INPUT DATA:
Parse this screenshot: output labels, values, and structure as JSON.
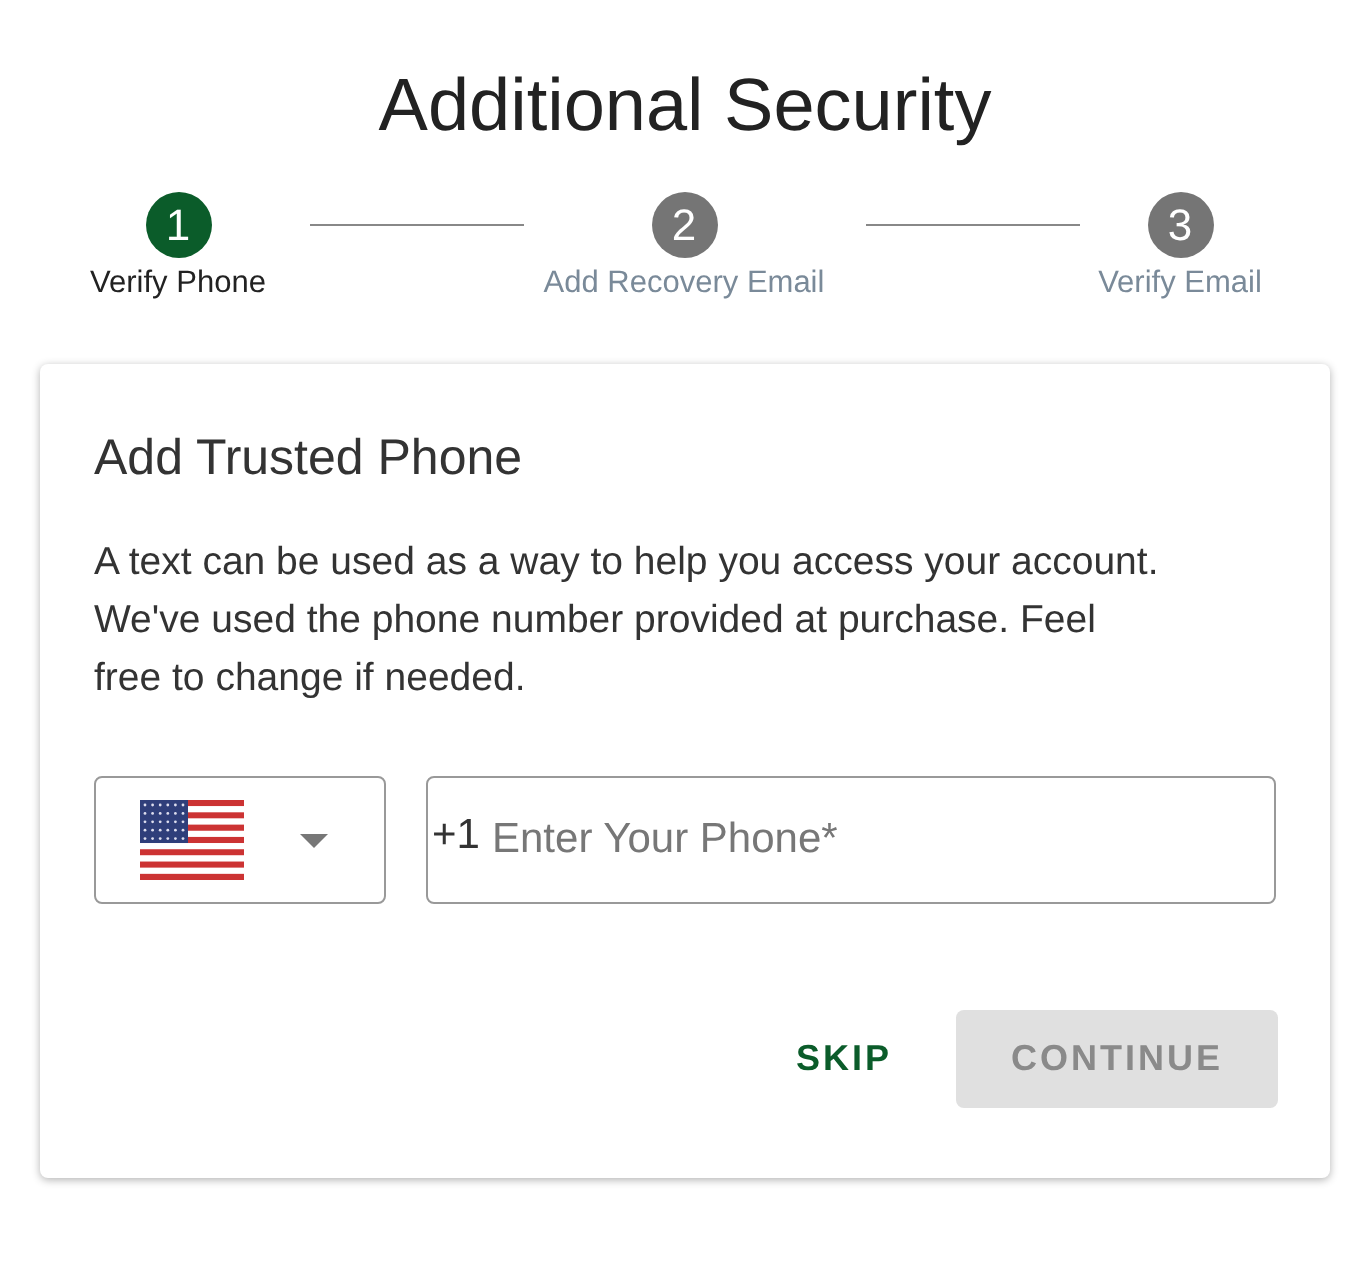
{
  "title": "Additional Security",
  "steps": [
    {
      "number": "1",
      "label": "Verify Phone",
      "selected": true
    },
    {
      "number": "2",
      "label": "Add Recovery Email",
      "selected": false
    },
    {
      "number": "3",
      "label": "Verify Email",
      "selected": false
    }
  ],
  "card": {
    "title": "Add Trusted Phone",
    "text": "A text can be used as a way to help you access your account. We've used the phone number provided at purchase. Feel free to change if needed.",
    "phone": {
      "prefix": "+1",
      "placeholder": "Enter Your Phone*"
    },
    "buttons": [
      {
        "label": "SKIP",
        "kind": "text",
        "disabled": false
      },
      {
        "label": "CONTINUE",
        "kind": "filled",
        "disabled": true
      }
    ]
  }
}
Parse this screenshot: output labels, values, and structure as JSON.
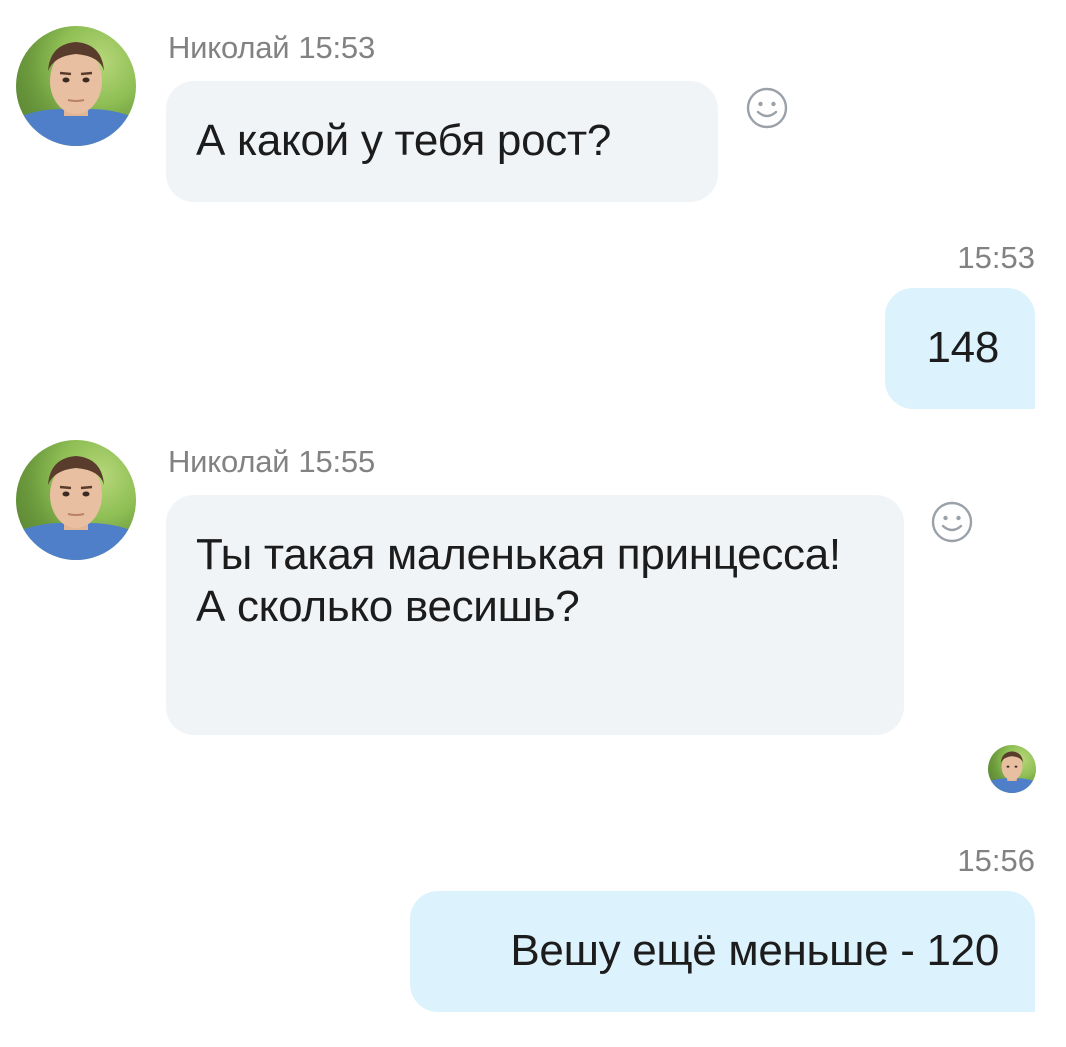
{
  "messages": [
    {
      "direction": "in",
      "sender": "Николай",
      "time": "15:53",
      "text": "А какой у тебя рост?"
    },
    {
      "direction": "out",
      "time": "15:53",
      "text": "148"
    },
    {
      "direction": "in",
      "sender": "Николай",
      "time": "15:55",
      "text": "Ты такая маленькая принцесса! А сколько весишь?"
    },
    {
      "direction": "out",
      "time": "15:56",
      "text": "Вешу ещё меньше - 120"
    }
  ],
  "icons": {
    "avatar": "user-avatar-photo",
    "reaction": "smiley-face-icon",
    "read_receipt": "read-receipt-avatar"
  },
  "colors": {
    "incoming_bubble": "#f1f4f7",
    "outgoing_bubble": "#dcf2fc",
    "meta_text": "#828282",
    "message_text": "#1c1c1c"
  }
}
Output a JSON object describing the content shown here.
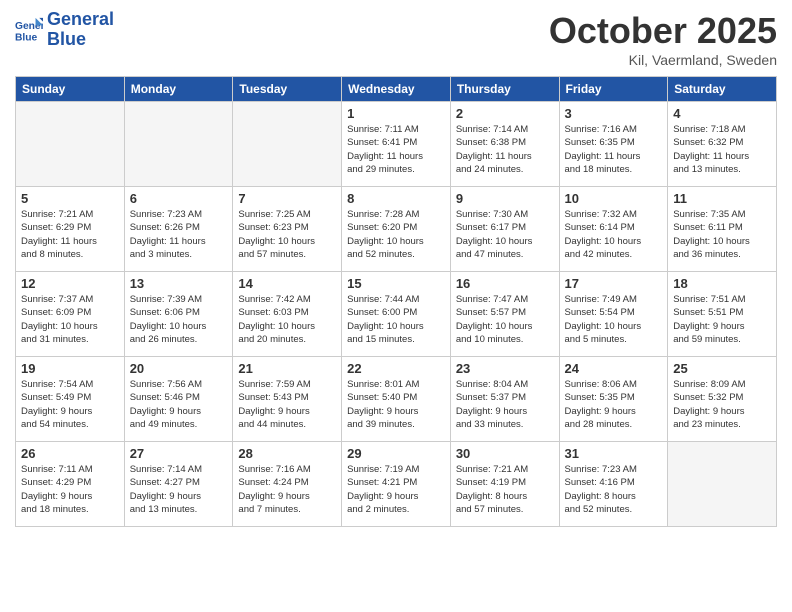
{
  "header": {
    "logo_line1": "General",
    "logo_line2": "Blue",
    "month": "October 2025",
    "location": "Kil, Vaermland, Sweden"
  },
  "weekdays": [
    "Sunday",
    "Monday",
    "Tuesday",
    "Wednesday",
    "Thursday",
    "Friday",
    "Saturday"
  ],
  "weeks": [
    [
      {
        "day": "",
        "info": "",
        "empty": true
      },
      {
        "day": "",
        "info": "",
        "empty": true
      },
      {
        "day": "",
        "info": "",
        "empty": true
      },
      {
        "day": "1",
        "info": "Sunrise: 7:11 AM\nSunset: 6:41 PM\nDaylight: 11 hours\nand 29 minutes."
      },
      {
        "day": "2",
        "info": "Sunrise: 7:14 AM\nSunset: 6:38 PM\nDaylight: 11 hours\nand 24 minutes."
      },
      {
        "day": "3",
        "info": "Sunrise: 7:16 AM\nSunset: 6:35 PM\nDaylight: 11 hours\nand 18 minutes."
      },
      {
        "day": "4",
        "info": "Sunrise: 7:18 AM\nSunset: 6:32 PM\nDaylight: 11 hours\nand 13 minutes."
      }
    ],
    [
      {
        "day": "5",
        "info": "Sunrise: 7:21 AM\nSunset: 6:29 PM\nDaylight: 11 hours\nand 8 minutes."
      },
      {
        "day": "6",
        "info": "Sunrise: 7:23 AM\nSunset: 6:26 PM\nDaylight: 11 hours\nand 3 minutes."
      },
      {
        "day": "7",
        "info": "Sunrise: 7:25 AM\nSunset: 6:23 PM\nDaylight: 10 hours\nand 57 minutes."
      },
      {
        "day": "8",
        "info": "Sunrise: 7:28 AM\nSunset: 6:20 PM\nDaylight: 10 hours\nand 52 minutes."
      },
      {
        "day": "9",
        "info": "Sunrise: 7:30 AM\nSunset: 6:17 PM\nDaylight: 10 hours\nand 47 minutes."
      },
      {
        "day": "10",
        "info": "Sunrise: 7:32 AM\nSunset: 6:14 PM\nDaylight: 10 hours\nand 42 minutes."
      },
      {
        "day": "11",
        "info": "Sunrise: 7:35 AM\nSunset: 6:11 PM\nDaylight: 10 hours\nand 36 minutes."
      }
    ],
    [
      {
        "day": "12",
        "info": "Sunrise: 7:37 AM\nSunset: 6:09 PM\nDaylight: 10 hours\nand 31 minutes."
      },
      {
        "day": "13",
        "info": "Sunrise: 7:39 AM\nSunset: 6:06 PM\nDaylight: 10 hours\nand 26 minutes."
      },
      {
        "day": "14",
        "info": "Sunrise: 7:42 AM\nSunset: 6:03 PM\nDaylight: 10 hours\nand 20 minutes."
      },
      {
        "day": "15",
        "info": "Sunrise: 7:44 AM\nSunset: 6:00 PM\nDaylight: 10 hours\nand 15 minutes."
      },
      {
        "day": "16",
        "info": "Sunrise: 7:47 AM\nSunset: 5:57 PM\nDaylight: 10 hours\nand 10 minutes."
      },
      {
        "day": "17",
        "info": "Sunrise: 7:49 AM\nSunset: 5:54 PM\nDaylight: 10 hours\nand 5 minutes."
      },
      {
        "day": "18",
        "info": "Sunrise: 7:51 AM\nSunset: 5:51 PM\nDaylight: 9 hours\nand 59 minutes."
      }
    ],
    [
      {
        "day": "19",
        "info": "Sunrise: 7:54 AM\nSunset: 5:49 PM\nDaylight: 9 hours\nand 54 minutes."
      },
      {
        "day": "20",
        "info": "Sunrise: 7:56 AM\nSunset: 5:46 PM\nDaylight: 9 hours\nand 49 minutes."
      },
      {
        "day": "21",
        "info": "Sunrise: 7:59 AM\nSunset: 5:43 PM\nDaylight: 9 hours\nand 44 minutes."
      },
      {
        "day": "22",
        "info": "Sunrise: 8:01 AM\nSunset: 5:40 PM\nDaylight: 9 hours\nand 39 minutes."
      },
      {
        "day": "23",
        "info": "Sunrise: 8:04 AM\nSunset: 5:37 PM\nDaylight: 9 hours\nand 33 minutes."
      },
      {
        "day": "24",
        "info": "Sunrise: 8:06 AM\nSunset: 5:35 PM\nDaylight: 9 hours\nand 28 minutes."
      },
      {
        "day": "25",
        "info": "Sunrise: 8:09 AM\nSunset: 5:32 PM\nDaylight: 9 hours\nand 23 minutes."
      }
    ],
    [
      {
        "day": "26",
        "info": "Sunrise: 7:11 AM\nSunset: 4:29 PM\nDaylight: 9 hours\nand 18 minutes."
      },
      {
        "day": "27",
        "info": "Sunrise: 7:14 AM\nSunset: 4:27 PM\nDaylight: 9 hours\nand 13 minutes."
      },
      {
        "day": "28",
        "info": "Sunrise: 7:16 AM\nSunset: 4:24 PM\nDaylight: 9 hours\nand 7 minutes."
      },
      {
        "day": "29",
        "info": "Sunrise: 7:19 AM\nSunset: 4:21 PM\nDaylight: 9 hours\nand 2 minutes."
      },
      {
        "day": "30",
        "info": "Sunrise: 7:21 AM\nSunset: 4:19 PM\nDaylight: 8 hours\nand 57 minutes."
      },
      {
        "day": "31",
        "info": "Sunrise: 7:23 AM\nSunset: 4:16 PM\nDaylight: 8 hours\nand 52 minutes."
      },
      {
        "day": "",
        "info": "",
        "empty": true
      }
    ]
  ]
}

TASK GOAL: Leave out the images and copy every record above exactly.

FINAL ANSWER:
Parse this screenshot: output labels, values, and structure as JSON.
{
  "title": "Additional Security",
  "steps": [
    {
      "number": "1",
      "label": "Verify Phone",
      "selected": true
    },
    {
      "number": "2",
      "label": "Add Recovery Email",
      "selected": false
    },
    {
      "number": "3",
      "label": "Verify Email",
      "selected": false
    }
  ],
  "card": {
    "title": "Add Trusted Phone",
    "text": "A text can be used as a way to help you access your account. We've used the phone number provided at purchase. Feel free to change if needed.",
    "phone": {
      "prefix": "+1",
      "placeholder": "Enter Your Phone*"
    },
    "buttons": [
      {
        "label": "SKIP",
        "kind": "text",
        "disabled": false
      },
      {
        "label": "CONTINUE",
        "kind": "filled",
        "disabled": true
      }
    ]
  }
}
Parse this screenshot: output labels, values, and structure as JSON.
{
  "messages": [
    {
      "direction": "in",
      "sender": "Николай",
      "time": "15:53",
      "text": "А какой у тебя рост?"
    },
    {
      "direction": "out",
      "time": "15:53",
      "text": "148"
    },
    {
      "direction": "in",
      "sender": "Николай",
      "time": "15:55",
      "text": "Ты такая маленькая принцесса! А сколько весишь?"
    },
    {
      "direction": "out",
      "time": "15:56",
      "text": "Вешу ещё меньше - 120"
    }
  ],
  "icons": {
    "avatar": "user-avatar-photo",
    "reaction": "smiley-face-icon",
    "read_receipt": "read-receipt-avatar"
  },
  "colors": {
    "incoming_bubble": "#f1f4f7",
    "outgoing_bubble": "#dcf2fc",
    "meta_text": "#828282",
    "message_text": "#1c1c1c"
  }
}
Output a JSON object describing the content shown here.
{
  "header": {
    "logo_line1": "General",
    "logo_line2": "Blue",
    "month": "October 2025",
    "location": "Kil, Vaermland, Sweden"
  },
  "weekdays": [
    "Sunday",
    "Monday",
    "Tuesday",
    "Wednesday",
    "Thursday",
    "Friday",
    "Saturday"
  ],
  "weeks": [
    [
      {
        "day": "",
        "info": "",
        "empty": true
      },
      {
        "day": "",
        "info": "",
        "empty": true
      },
      {
        "day": "",
        "info": "",
        "empty": true
      },
      {
        "day": "1",
        "info": "Sunrise: 7:11 AM\nSunset: 6:41 PM\nDaylight: 11 hours\nand 29 minutes."
      },
      {
        "day": "2",
        "info": "Sunrise: 7:14 AM\nSunset: 6:38 PM\nDaylight: 11 hours\nand 24 minutes."
      },
      {
        "day": "3",
        "info": "Sunrise: 7:16 AM\nSunset: 6:35 PM\nDaylight: 11 hours\nand 18 minutes."
      },
      {
        "day": "4",
        "info": "Sunrise: 7:18 AM\nSunset: 6:32 PM\nDaylight: 11 hours\nand 13 minutes."
      }
    ],
    [
      {
        "day": "5",
        "info": "Sunrise: 7:21 AM\nSunset: 6:29 PM\nDaylight: 11 hours\nand 8 minutes."
      },
      {
        "day": "6",
        "info": "Sunrise: 7:23 AM\nSunset: 6:26 PM\nDaylight: 11 hours\nand 3 minutes."
      },
      {
        "day": "7",
        "info": "Sunrise: 7:25 AM\nSunset: 6:23 PM\nDaylight: 10 hours\nand 57 minutes."
      },
      {
        "day": "8",
        "info": "Sunrise: 7:28 AM\nSunset: 6:20 PM\nDaylight: 10 hours\nand 52 minutes."
      },
      {
        "day": "9",
        "info": "Sunrise: 7:30 AM\nSunset: 6:17 PM\nDaylight: 10 hours\nand 47 minutes."
      },
      {
        "day": "10",
        "info": "Sunrise: 7:32 AM\nSunset: 6:14 PM\nDaylight: 10 hours\nand 42 minutes."
      },
      {
        "day": "11",
        "info": "Sunrise: 7:35 AM\nSunset: 6:11 PM\nDaylight: 10 hours\nand 36 minutes."
      }
    ],
    [
      {
        "day": "12",
        "info": "Sunrise: 7:37 AM\nSunset: 6:09 PM\nDaylight: 10 hours\nand 31 minutes."
      },
      {
        "day": "13",
        "info": "Sunrise: 7:39 AM\nSunset: 6:06 PM\nDaylight: 10 hours\nand 26 minutes."
      },
      {
        "day": "14",
        "info": "Sunrise: 7:42 AM\nSunset: 6:03 PM\nDaylight: 10 hours\nand 20 minutes."
      },
      {
        "day": "15",
        "info": "Sunrise: 7:44 AM\nSunset: 6:00 PM\nDaylight: 10 hours\nand 15 minutes."
      },
      {
        "day": "16",
        "info": "Sunrise: 7:47 AM\nSunset: 5:57 PM\nDaylight: 10 hours\nand 10 minutes."
      },
      {
        "day": "17",
        "info": "Sunrise: 7:49 AM\nSunset: 5:54 PM\nDaylight: 10 hours\nand 5 minutes."
      },
      {
        "day": "18",
        "info": "Sunrise: 7:51 AM\nSunset: 5:51 PM\nDaylight: 9 hours\nand 59 minutes."
      }
    ],
    [
      {
        "day": "19",
        "info": "Sunrise: 7:54 AM\nSunset: 5:49 PM\nDaylight: 9 hours\nand 54 minutes."
      },
      {
        "day": "20",
        "info": "Sunrise: 7:56 AM\nSunset: 5:46 PM\nDaylight: 9 hours\nand 49 minutes."
      },
      {
        "day": "21",
        "info": "Sunrise: 7:59 AM\nSunset: 5:43 PM\nDaylight: 9 hours\nand 44 minutes."
      },
      {
        "day": "22",
        "info": "Sunrise: 8:01 AM\nSunset: 5:40 PM\nDaylight: 9 hours\nand 39 minutes."
      },
      {
        "day": "23",
        "info": "Sunrise: 8:04 AM\nSunset: 5:37 PM\nDaylight: 9 hours\nand 33 minutes."
      },
      {
        "day": "24",
        "info": "Sunrise: 8:06 AM\nSunset: 5:35 PM\nDaylight: 9 hours\nand 28 minutes."
      },
      {
        "day": "25",
        "info": "Sunrise: 8:09 AM\nSunset: 5:32 PM\nDaylight: 9 hours\nand 23 minutes."
      }
    ],
    [
      {
        "day": "26",
        "info": "Sunrise: 7:11 AM\nSunset: 4:29 PM\nDaylight: 9 hours\nand 18 minutes."
      },
      {
        "day": "27",
        "info": "Sunrise: 7:14 AM\nSunset: 4:27 PM\nDaylight: 9 hours\nand 13 minutes."
      },
      {
        "day": "28",
        "info": "Sunrise: 7:16 AM\nSunset: 4:24 PM\nDaylight: 9 hours\nand 7 minutes."
      },
      {
        "day": "29",
        "info": "Sunrise: 7:19 AM\nSunset: 4:21 PM\nDaylight: 9 hours\nand 2 minutes."
      },
      {
        "day": "30",
        "info": "Sunrise: 7:21 AM\nSunset: 4:19 PM\nDaylight: 8 hours\nand 57 minutes."
      },
      {
        "day": "31",
        "info": "Sunrise: 7:23 AM\nSunset: 4:16 PM\nDaylight: 8 hours\nand 52 minutes."
      },
      {
        "day": "",
        "info": "",
        "empty": true
      }
    ]
  ]
}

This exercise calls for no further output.